For those of you not nerdy enough or who actually had a social life for the last couple of years, the reMarkable is an 11-ish inch tablet running on Linux with an epaper display and stylus. Its only function is note taking and sketching. It doesn’t do (intentionally) much more.
“Introducing” might be a wee bit pretentious. Just a bit. I Love Your Work is going to be a monthly collection of links to (mostly) design and photography work that I admire. The kind of beautiful stuff that makes you feel both completely worthless and inspires you to do better next time.
While on the theme of creativity (risky word), in today’s era of mostly corporate-anaesthetized content, art, and censored nipples, it is worth to sit back and relive the amazingly chaotic creative process of the legendary National Lampoon magazine via Dough Kenney’s life story and the stories about the making of Animal House.
On the way back from Corsica this summer, er route to meet a couple of friends to ride Furkapass, Grimselpass, Neufenpass, Sustenpass (aka the Swiss Rollercoaster), I took a small detour along a few gravel roads crossing the Alps.
The initial plan was to cross through Col du Parpaillon, then ride along the Assietta and proceed towards Susa. Sadly the Assietta is closed for work until next summer and I was able to explore just a very small section of it (just after the crest). The Parpaillon was open, and the sunny weather made for an amazing ride.
In the last couple of years I started being more and more obsessed by e‑paper displays. I partly blame my Kindle – by far my favourite and the best electronic device I own to date – and my love for 1‑bit graphics.
My first computer was a Macintosh SE and most of my early years in front of a monitor were spent experimenting with Hypercard: you tend to develop a certain (life-long) taste for black and white graphics.
Before summer I bought an Inky pHAT display and put it to use with a spare Raspberry Pi Zero W I had in a drawer in the office, and my old Playstation Eye camera.
The Playstation Eye works “out of the box” with the Pi: taking pictures with it is pretty straightforward. The next logical step for me was to display them as beautiful dithered black and white images on the small e‑paper display.
I’ve been an avid motorbike rider since I was old enough to ride legally (a few times before that too, but I digress). Sadly I’ve been riding less and less in the last few years. I’ve also never really enjoyed road-riding in the UK that much – well, mostly southern England to be honest.

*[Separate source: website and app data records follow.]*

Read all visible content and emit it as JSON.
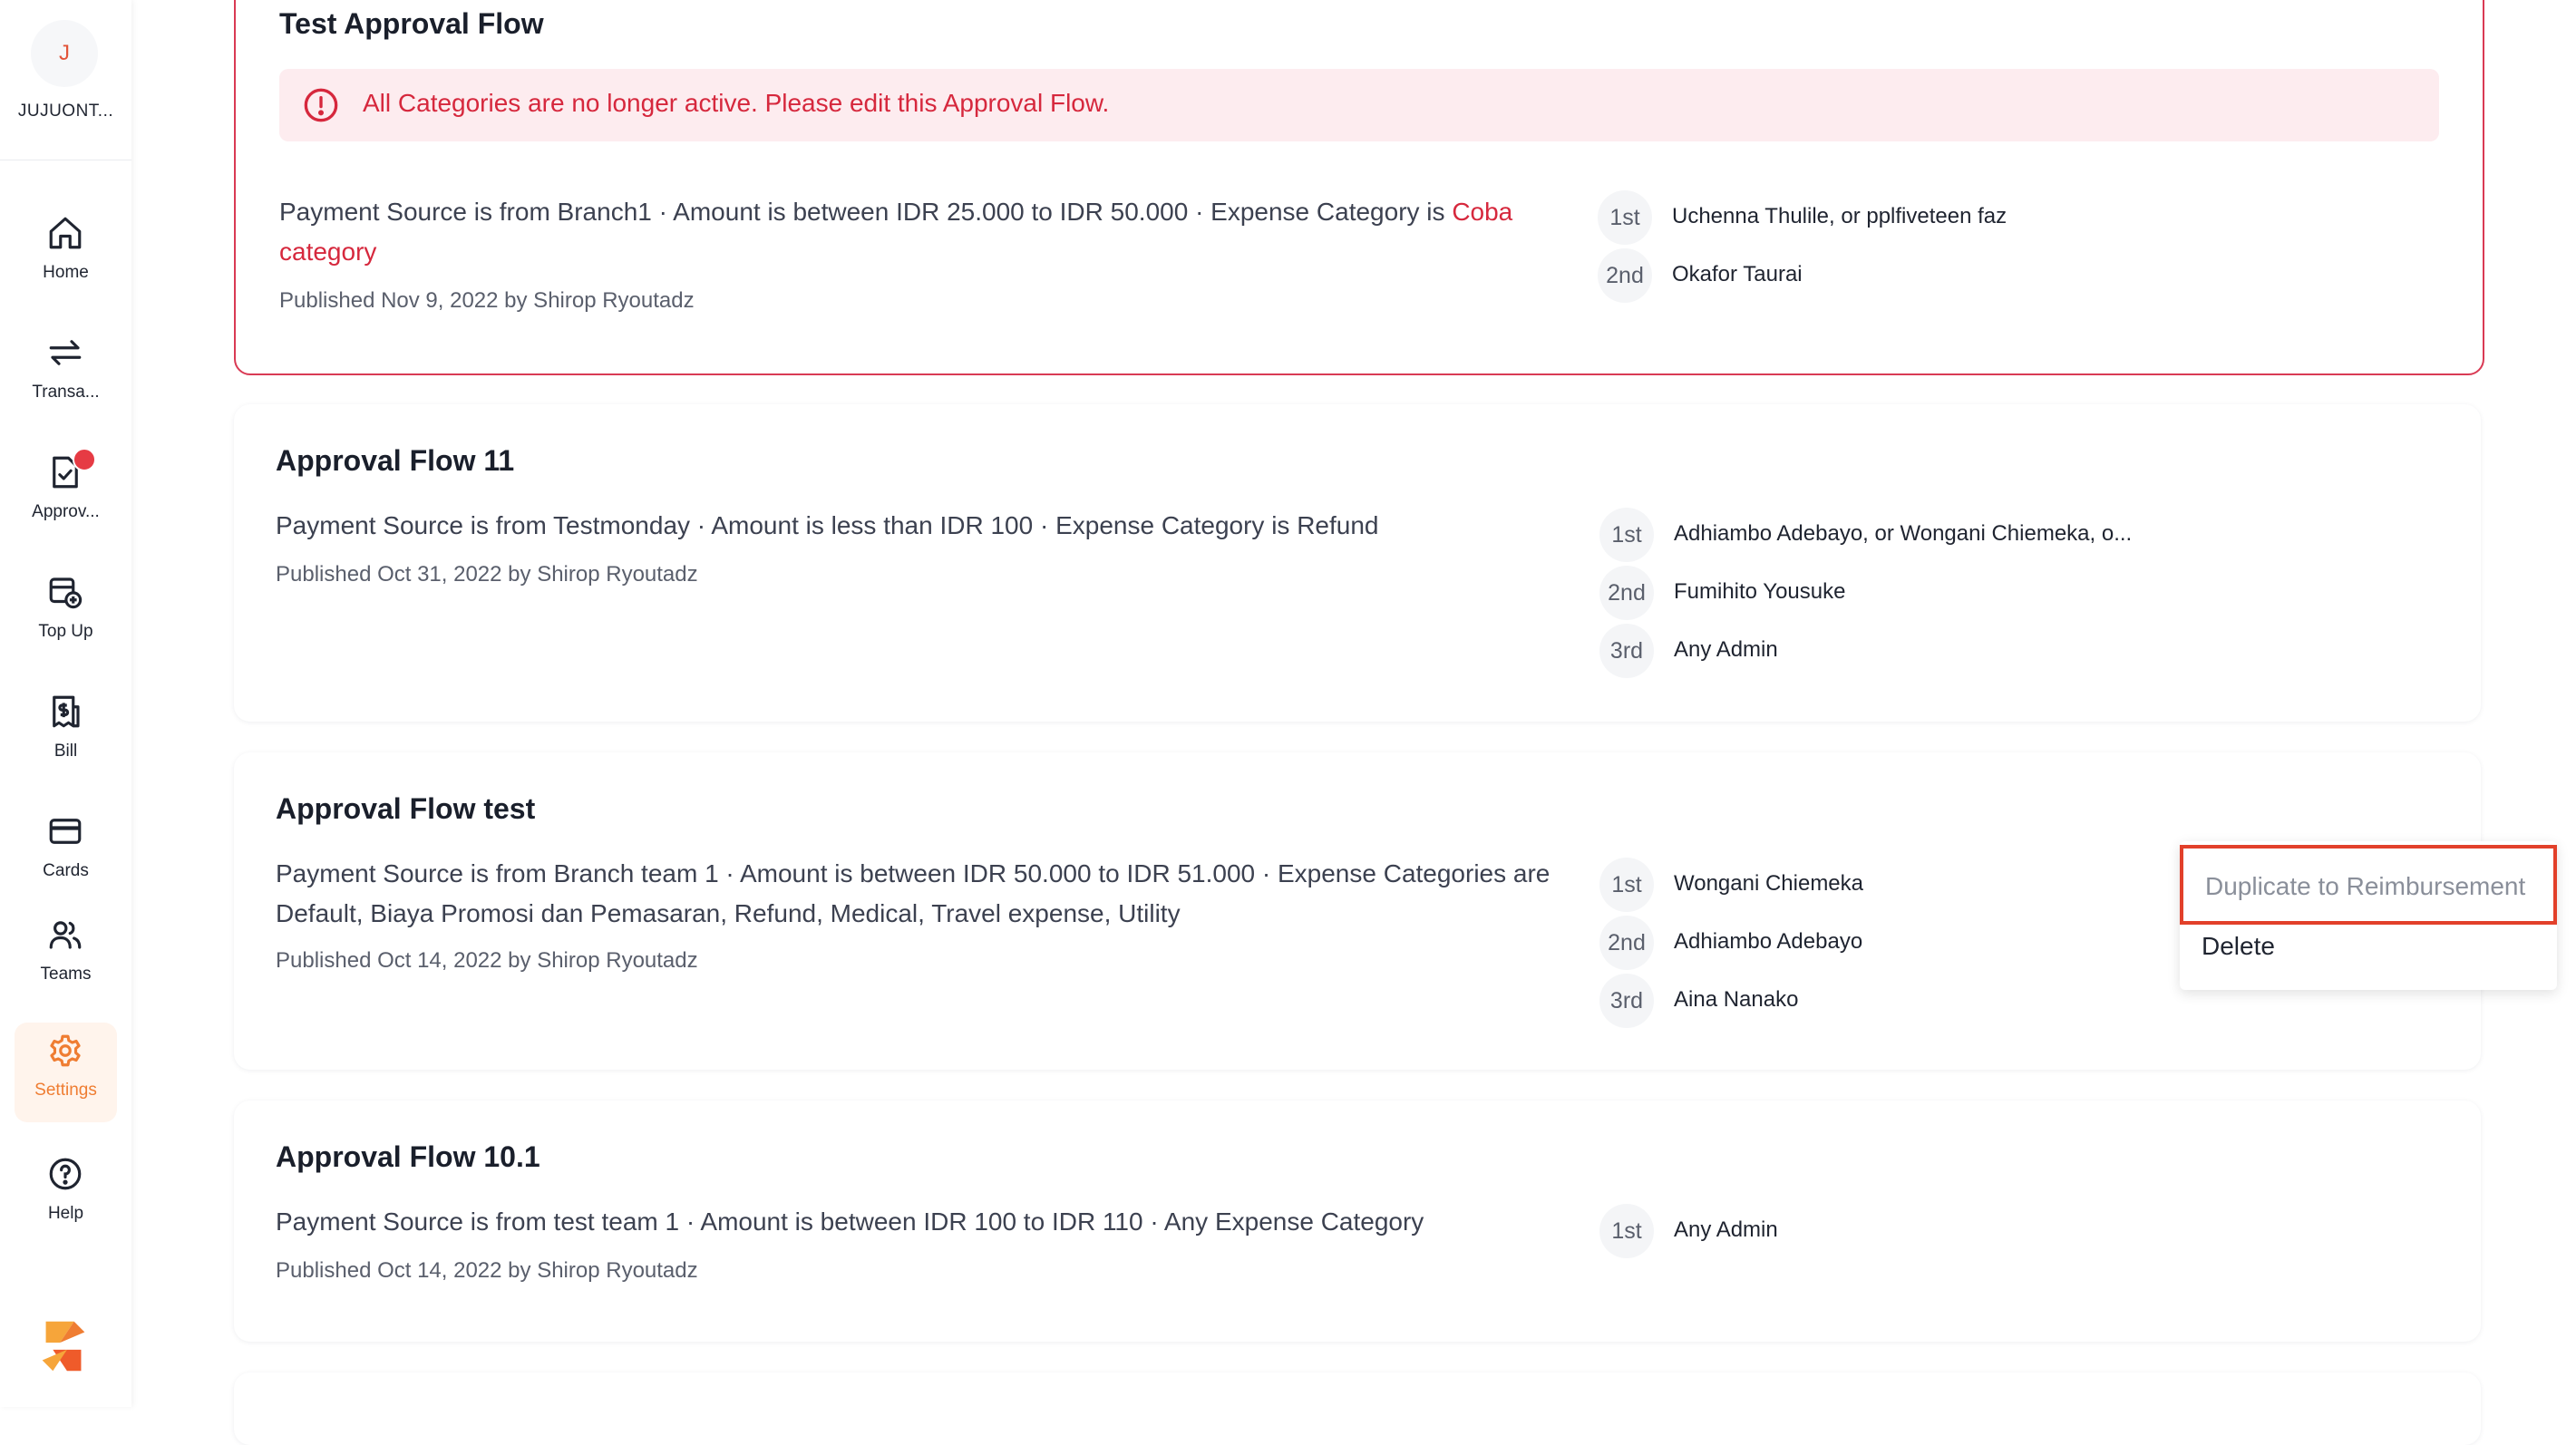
{
  "org": {
    "initial": "J",
    "name": "JUJUONT..."
  },
  "nav": [
    {
      "id": "home",
      "label": "Home",
      "icon": "home-icon"
    },
    {
      "id": "transactions",
      "label": "Transa...",
      "icon": "arrows-swap-icon"
    },
    {
      "id": "approvals",
      "label": "Approv...",
      "icon": "document-check-icon",
      "badge": true
    },
    {
      "id": "topup",
      "label": "Top Up",
      "icon": "wallet-plus-icon"
    },
    {
      "id": "bill",
      "label": "Bill",
      "icon": "bill-icon"
    },
    {
      "id": "cards",
      "label": "Cards",
      "icon": "credit-card-icon"
    },
    {
      "id": "teams",
      "label": "Teams",
      "icon": "users-icon"
    },
    {
      "id": "settings",
      "label": "Settings",
      "icon": "gear-icon",
      "active": true
    },
    {
      "id": "help",
      "label": "Help",
      "icon": "help-circle-icon"
    }
  ],
  "colors": {
    "accent": "#ef7d32",
    "error": "#d6283d",
    "highlight": "#e2402a"
  },
  "flows": [
    {
      "title": "Test Approval Flow",
      "alert": "All Categories are no longer active. Please edit this Approval Flow.",
      "condition_prefix": "Payment Source is from Branch1 · Amount is between IDR 25.000 to IDR 50.000 · Expense Category is ",
      "condition_warn": "Coba category",
      "published": "Published Nov 9, 2022 by Shirop Ryoutadz",
      "steps": [
        {
          "num": "1st",
          "name": "Uchenna Thulile, or pplfiveteen faz"
        },
        {
          "num": "2nd",
          "name": "Okafor Taurai"
        }
      ]
    },
    {
      "title": "Approval Flow 11",
      "condition": "Payment Source is from Testmonday · Amount is less than IDR 100 · Expense Category is Refund",
      "published": "Published Oct 31, 2022 by Shirop Ryoutadz",
      "steps": [
        {
          "num": "1st",
          "name": "Adhiambo Adebayo, or Wongani Chiemeka, o..."
        },
        {
          "num": "2nd",
          "name": "Fumihito Yousuke"
        },
        {
          "num": "3rd",
          "name": "Any Admin"
        }
      ]
    },
    {
      "title": "Approval Flow test",
      "condition": "Payment Source is from Branch team 1 · Amount is between IDR 50.000 to IDR 51.000 · Expense Categories are Default, Biaya Promosi dan Pemasaran, Refund, Medical, Travel expense, Utility",
      "published": "Published Oct 14, 2022 by Shirop Ryoutadz",
      "steps": [
        {
          "num": "1st",
          "name": "Wongani Chiemeka"
        },
        {
          "num": "2nd",
          "name": "Adhiambo Adebayo"
        },
        {
          "num": "3rd",
          "name": "Aina Nanako"
        }
      ]
    },
    {
      "title": "Approval Flow 10.1",
      "condition": "Payment Source is from test team 1 · Amount is between IDR 100 to IDR 110 · Any Expense Category",
      "published": "Published Oct 14, 2022 by Shirop Ryoutadz",
      "steps": [
        {
          "num": "1st",
          "name": "Any Admin"
        }
      ]
    }
  ],
  "menu": {
    "duplicate": "Duplicate to Reimbursement",
    "delete": "Delete"
  }
}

Nowadays I tend to either spend quality time on track or traveling abroad when possible.
Riding back and forth within Italy and the UK, crossing the Alps in Switzerland, is a relatively common occurrence.
This Easter, with a friend we decided to board the ferry from Portsmouth to Bilbao, cross the Pyrenees (weather permitting) and then point back to London.